    Reply
    1. Tom Naughton Post author

      Could be. We’ve had raccoon problems in the past, but the area where a critter dug under the fence didn’t look big enough for a raccoon. If the critter keeps at it, I may just invest in that night-vision scope.

      Reply
  16. Kim

    Ugh, squash bugs are the WORST. I think I’ll be taking a break from planting squash after this year. I tried covering my raised beds with bug netting, sprinkling diatomaceous earth, hand-plucking the endless egg bunches off the leaves … to no avail. Every last plant was still dead by the beginning of July! I thought parasites were supposed to leave their host alive, but I guess squash bugs didn’t get the memo.

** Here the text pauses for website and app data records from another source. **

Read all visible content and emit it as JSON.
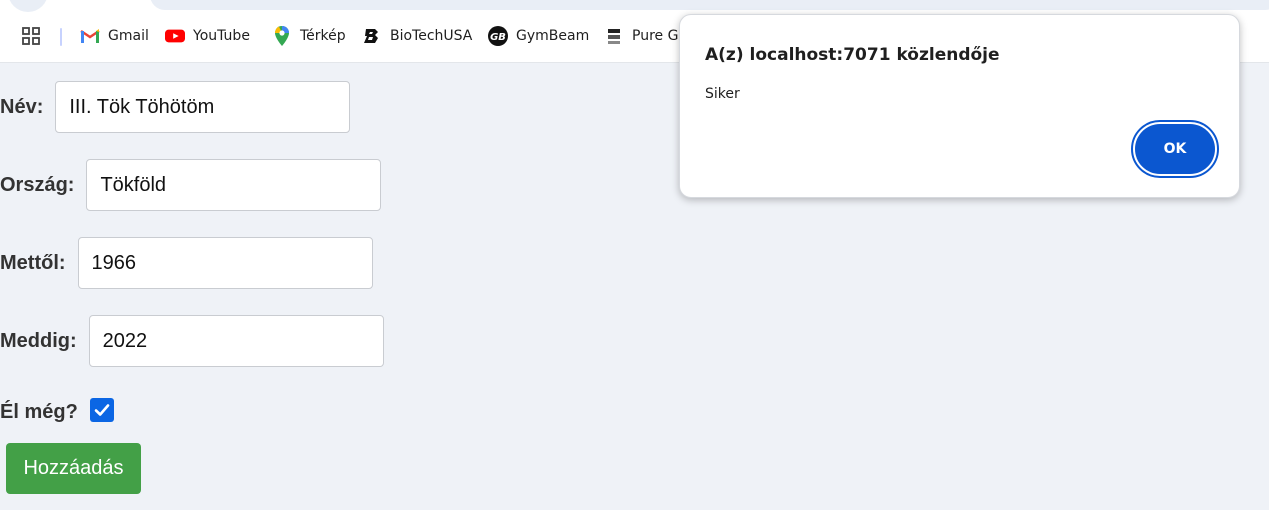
{
  "browser": {
    "bookmarks": [
      {
        "label": "",
        "icon": "apps-grid-icon"
      },
      {
        "label": "Gmail",
        "icon": "gmail-icon"
      },
      {
        "label": "YouTube",
        "icon": "youtube-icon"
      },
      {
        "label": "Térkép",
        "icon": "maps-pin-icon"
      },
      {
        "label": "BioTechUSA",
        "icon": "biotech-icon"
      },
      {
        "label": "GymBeam",
        "icon": "gymbeam-icon"
      },
      {
        "label": "Pure Go",
        "icon": "puregold-icon"
      }
    ]
  },
  "form": {
    "name_label": "Név:",
    "name_value": "III. Tök Töhötöm",
    "country_label": "Ország:",
    "country_value": "Tökföld",
    "from_label": "Mettől:",
    "from_value": "1966",
    "to_label": "Meddig:",
    "to_value": "2022",
    "alive_label": "Él még?",
    "alive_checked": true,
    "add_button": "Hozzáadás"
  },
  "dialog": {
    "title": "A(z) localhost:7071 közlendője",
    "message": "Siker",
    "ok_button": "OK"
  },
  "colors": {
    "page_bg": "#eff2f7",
    "add_button_bg": "#43a047",
    "ok_button_bg": "#0b57d0",
    "checkbox": "#0b66e4"
  }
}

    Reply
    1. Social Butterfly

      Kim,
      This post on CureZone between FarmGirl and MoreLess has some ideas for resolving the squash/cucumber bug menace. MoreLess really knows his stuff:

      “…These plants need a more Acidic soil condition so as to help regulate the Nitrogen, and keep it in the Cationic state so the Plant does not get to much of the Isotope which is Nitrate Nitrogen, for this form of Nitrogen may cause the plant to it’s self become too Acidic from a lack of Alkaline Minerals in the Plant!

      This all probably sounds Greek to you , so I will try to make it simple for you to deal with!

      You have a few options which you may try!

      1st you may cut the growing ends of your squash plants off, this may throw the plant into the Cationic stage which may help correct your problem!

      2nd you may try spraying a mix on your plants: Mix one tablespoonful of Epsom Salt in one Gallon of water and add two Tablespoonful of Blackstrap Molasses to this and spray on the plants of an evening !

      You may need to spray more than one evening and do not use a sprayer which has had any Herbicides used in it!

      You may want to spray some plants heavier than others to see how much it may take to do the job!

      If the plants start growing faster, you may need to use a little more Epsom Salt in the mix, but if you use too much you may Burn the leaves!

      As you get the Nitrogen to Alkaline Mineral ratio more in Line with how it needs to be, the bugs will leave your plants alone and you will end up with sweeter and better Quality Vegetables…”

      source: http://www.curezone.org/forums/am.asp?i=86090

      Reply
  17. DebbieC.

    I read just yesterday that August 8 is “National Leave Zucchini on Your Neighbor’s Porch Day” among other things. Something to keep in mind for next year. 🙂

    Reply

Leave a Reply

Your email address will not be published.